“Buy on Bread, Sell on Cheese”
In the wine industry (which I otherwise know nothing about), “buy on bread, sell on cheese” means that if you’re a wine buyer, you’d be well-advised to eat a piece of bread in between tastings.
Because bread is neutral, it will clear your palate for the next wine.
By contrast, If you’re a slightly shady wine seller — especially if it’s not exactly 1983 Bordeaux — supposedly you offer cheese to prospective buyers in between tastings. Cheese has a reputation for distorting the palate, which makes judging wine harder.
In my opinion, Buyer’s Letters play the same double-edged role in residential real estate that cheese does in wine tasting.
If you’re a Buyer, it may positively predispose the Seller towards your offer, so why not? However, if you’re a Seller — especially an emotional one — heads up.
Realtors tend not to be fans of Buyer’s Letters (I’m one of them), for two reasons. (If you’re a Realtor who disagrees, please feel free to comment at the end of this post.)
First, consider the famous legal quote about arguing a case: “if you don’t have the facts on your side, argue the law. If you don’t have the law on your side, argue the facts.”
In real estate, if your Buyer is making a great offer . . you sell the offer.
If they’re not . . . you try to sell the Buyer.
“Lake Wobegone Effect”

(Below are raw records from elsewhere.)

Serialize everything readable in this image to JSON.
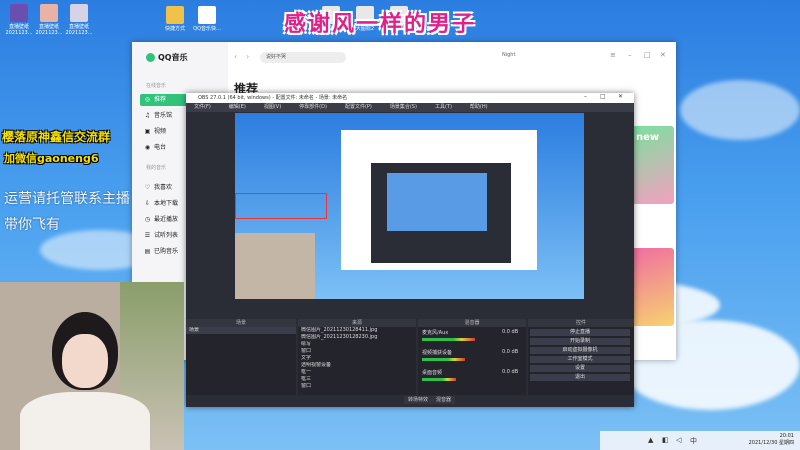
{
  "banner": {
    "title": "感谢风一样的男子"
  },
  "desktop_icons": [
    {
      "label": "直播壁纸 2021123..."
    },
    {
      "label": "直播壁纸 2021123..."
    },
    {
      "label": "直播壁纸 2021123..."
    },
    {
      "label": "快捷方式"
    },
    {
      "label": "QQ音乐快..."
    },
    {
      "label": "大图标1"
    },
    {
      "label": "大图标2"
    },
    {
      "label": "大图标3"
    }
  ],
  "qq": {
    "logo": "QQ音乐",
    "section_online": "在线音乐",
    "section_mine": "我的音乐",
    "nav": [
      {
        "label": "推荐",
        "icon": "◎",
        "active": true
      },
      {
        "label": "音乐馆",
        "icon": "♫"
      },
      {
        "label": "视频",
        "icon": "▣"
      },
      {
        "label": "电台",
        "icon": "◉"
      }
    ],
    "nav_mine": [
      {
        "label": "我喜欢",
        "icon": "♡"
      },
      {
        "label": "本地下载",
        "icon": "⇩"
      },
      {
        "label": "最近播放",
        "icon": "◷"
      },
      {
        "label": "试听列表",
        "icon": "☰"
      },
      {
        "label": "已购音乐",
        "icon": "▤"
      }
    ],
    "search_placeholder": "说好不哭",
    "heading": "推荐",
    "user": "Night",
    "thumb_label": "new"
  },
  "obs": {
    "title": "OBS 27.0.1 (64 bit, windows) - 配置文件: 未命名 - 场景: 未命名",
    "menu": [
      "文件(F)",
      "编辑(E)",
      "视图(V)",
      "停靠部件(D)",
      "配置文件(P)",
      "场景集合(S)",
      "工具(T)",
      "帮助(H)"
    ],
    "docks": {
      "scenes_title": "场景",
      "sources_title": "来源",
      "mixer_title": "混音器",
      "controls_title": "控件"
    },
    "scenes": [
      "场景"
    ],
    "sources": [
      "微信图片_20211230128411.jpg",
      "微信图片_20211230128230.jpg",
      "绘写",
      "窗口",
      "文字",
      "透明视窗设备",
      "框一",
      "框三",
      "窗口",
      "跑马"
    ],
    "mixer": [
      {
        "name": "麦克风/Aux",
        "db": "0.0 dB",
        "level": 0.55
      },
      {
        "name": "视频捕获设备",
        "db": "0.0 dB",
        "level": 0.45
      },
      {
        "name": "桌面音频",
        "db": "0.0 dB",
        "level": 0.35
      }
    ],
    "controls": [
      "停止直播",
      "开始录制",
      "启动虚拟摄像机",
      "工作室模式",
      "设置",
      "退出"
    ],
    "bottom_tabs": [
      "转场特效",
      "混音器"
    ]
  },
  "overlay": {
    "line1": "樱落原神鑫信交流群",
    "line2": "加微信gaoneng6",
    "line3": "运营请托管联系主播",
    "line4": "带你飞有"
  },
  "clock": {
    "time": "20:01",
    "date": "2021/12/30 星期四"
  }
}
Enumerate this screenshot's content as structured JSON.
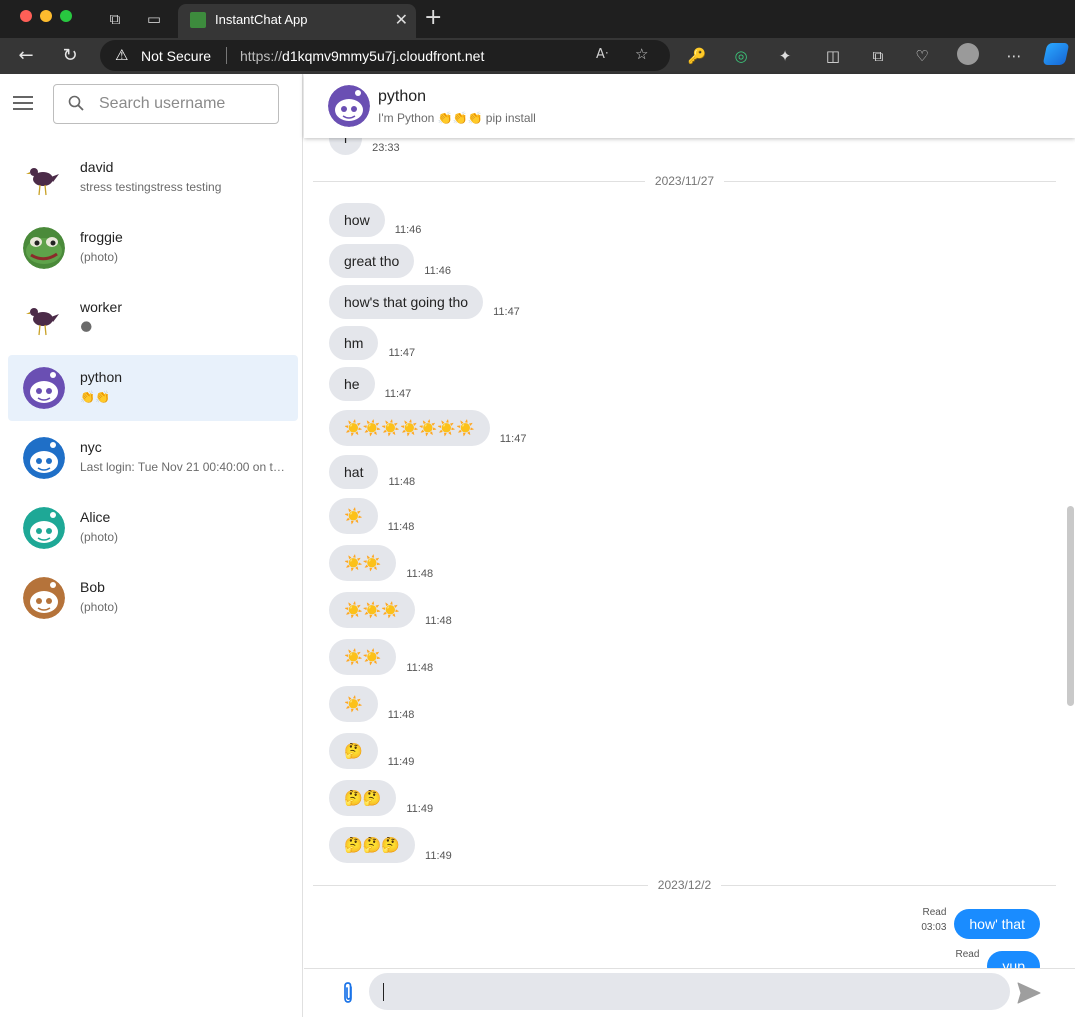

Which brings up knock #2 on Buyer’s Letters: they often verge on the treacle (“we loved your home from the minute we walked in the front door”), and can, shall we say, embellish.
They’re also highly predictable.
I don’t know that I’ve ever caught anyone in a red-handed lie, but there certainly seems to be a “Lake Wobegone” effect at play, especially if the prospective Buyer is a family: the couple is always attractive and likeable, the kids (if any) adorable. And it doesn’t hurt that they absolutely love your neighborhood and home (who wouldn’t?), will cherish it like you have, etc.
That kind of pitch may not be that compelling if you’re an executive who’s moving for the fourth time in seven years. However, if you’re retirement age, and selling the home you raised your family in and have lived in for decades, it’s a fair bet that the process is quite emotional.
I’ve certainly seen plenty of sincere Buyer letters, and it’s hardly the case that Buyer’s letters and strong offers are mutually exclusive.
However, my standard advice to Sellers is to focus on the Buyer’s offer, not the Buyer.
There’s plenty of time to bond after a deal’s been struck.
P.S.: When is a Buyer letter definitely not a good idea?
If the owner is selling because of a divorce, a Buyer letter portraying the couple and any young children as a model of domestic bliss might actually stir up negative/painful emotions.